A first global study conducted in the Great Barrier Reef Marine Park found that limited fishing areas (yellow areas) are still important tools for fisheries conservation and management when combined with non-fishing areas. peach.
Lead author Dr April Hall, from the ARC Center of Excellence for Coral Reef Studies at James Cook University (Coral CoE at JCU), said partially protected yellow areas still contain healthy numbers of reef fish targeted for recreational and commercial fishing. These include coral trout, tropical snappers, emperors, and tusks.
Yellow areas limit, rather than prohibit, fishing through gear restrictions. For example, limited angling is permitted with one rod or line and hook per person.

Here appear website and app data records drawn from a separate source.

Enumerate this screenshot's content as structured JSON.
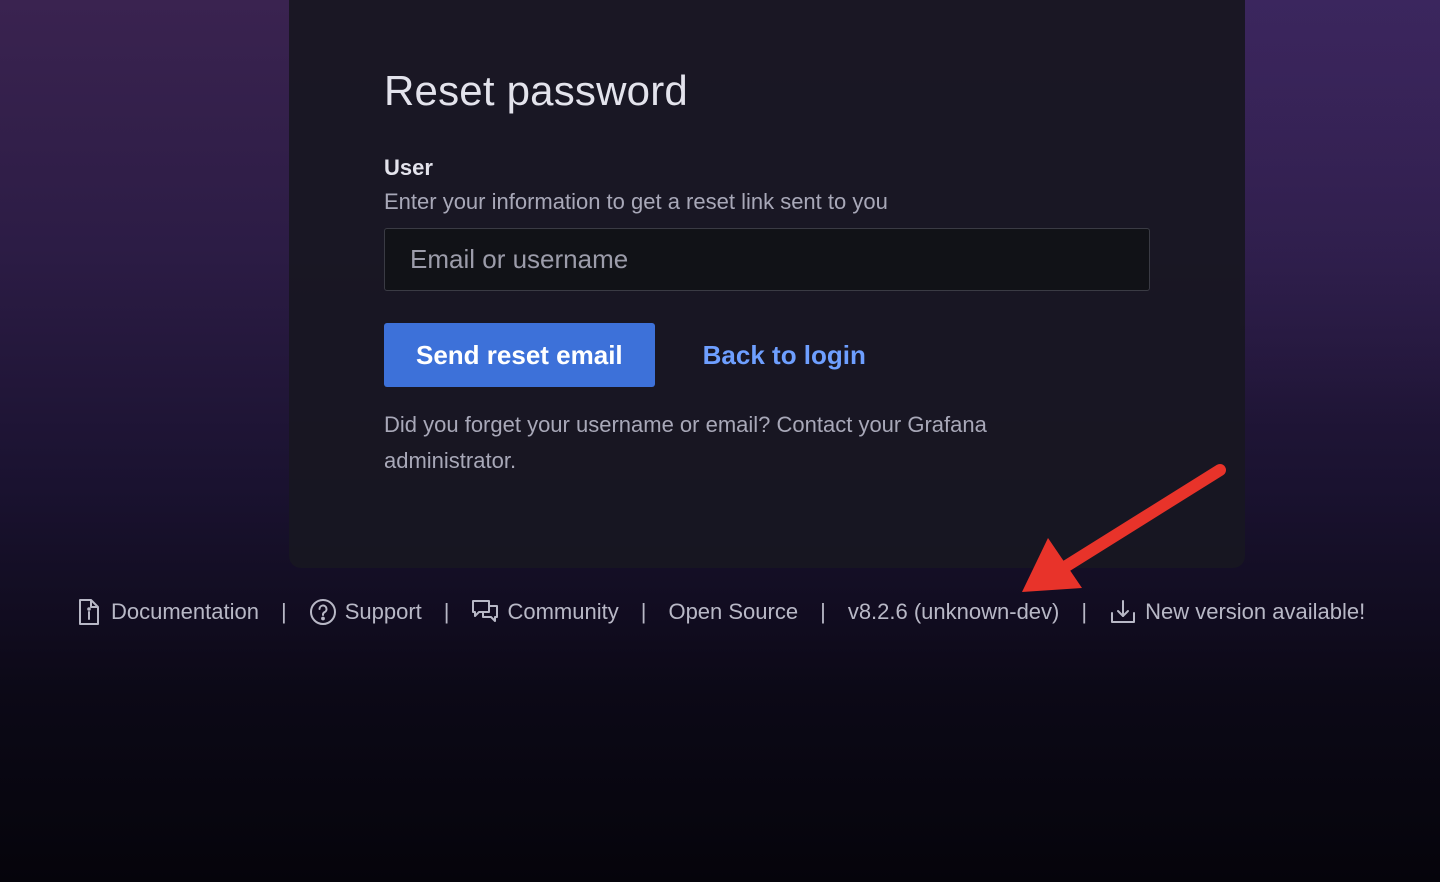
{
  "reset": {
    "title": "Reset password",
    "field_label": "User",
    "field_description": "Enter your information to get a reset link sent to you",
    "input_placeholder": "Email or username",
    "submit_label": "Send reset email",
    "back_label": "Back to login",
    "help_text": "Did you forget your username or email? Contact your Grafana administrator."
  },
  "footer": {
    "items": [
      {
        "label": "Documentation",
        "icon": "document-info-icon"
      },
      {
        "label": "Support",
        "icon": "question-circle-icon"
      },
      {
        "label": "Community",
        "icon": "comments-icon"
      },
      {
        "label": "Open Source",
        "icon": ""
      },
      {
        "label": "v8.2.6 (unknown-dev)",
        "icon": ""
      },
      {
        "label": "New version available!",
        "icon": "download-alt-icon"
      }
    ],
    "separator": "|"
  },
  "colors": {
    "primary_button": "#3d71d9",
    "link": "#6e9fff",
    "annotation_arrow": "#e8332a"
  }
}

“We have found that the number of popular fishing targets in these yellow areas is up to 69 percent of what they are in adjacent green areas without a catch,” said Dr Hall.

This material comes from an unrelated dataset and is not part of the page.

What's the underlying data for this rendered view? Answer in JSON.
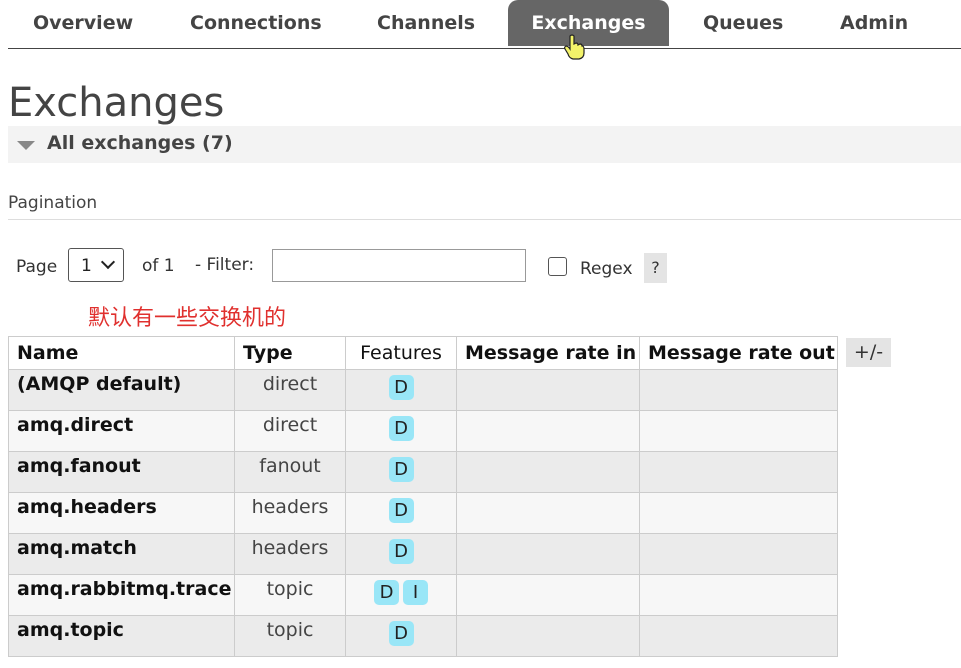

The green areas, where all fishing is prohibited, are areas that are more frequently studied. Their benefits for conservation and flow fisheries are already well established.
Although there were fewer fishing targets in the yellow areas, the yellow and green areas had similar abundances of non-target fish and a richness of fish species overall.
“The green and yellow areas have supported a great diversity of fish species,” said Dr Hall.
The yellow areas were set aside as partially protected areas in the 2004 zoning plan of the Great Barrier Reef Marine Park Authority (GBRMPA). GBRMPA co-author Darren Cameron said the Great Barrier Reef is one of the largest and most studied marine parks in the world. However, this research is the first to specifically address yellow areas.
“We have found that the yellow areas, in conjunction with the green areas, are an effective management tool. They contribute to the conservation objectives of the Marine Park while positively supporting fishing opportunities,” said Cameron.
The study took place in the Hinchinbrook and Dunk Island area. The region has exceptional biodiversity and cultural heritage. It is an important area for recreational, commercial and native fishing. The study also considers zoning on coastal reefs, an area that has previously received little attention.
The project is a collaboration between Coral CoE at JCU and GBRMPA, as part of Dr. Hall’s Advance Queensland Postdoctoral Fellowship. The scans are part of his larger project assessing yellow areas across the Great Barrier Reef.
“The data from our project will be essential for conservation and fishing,” said Dr Hall.
What is a yellow zone?
Authorized fishing activities in a conservation park area (yellow) include:
* Limited angling (one hand rod or hand line per person, with no more than one hook attached to that line)
* Trolling (no more than three lines per person and up to six hooks in total per person)
* Restriction on the number of commercial fishing vessels
* Limited underwater fishing (snorkel only)
* Bait net
* Limited crabbing (four crab pots, collapsible traps or dill)
* Limited collection (includes oysters and bait, excludes capture of corals, live or dead and anemones).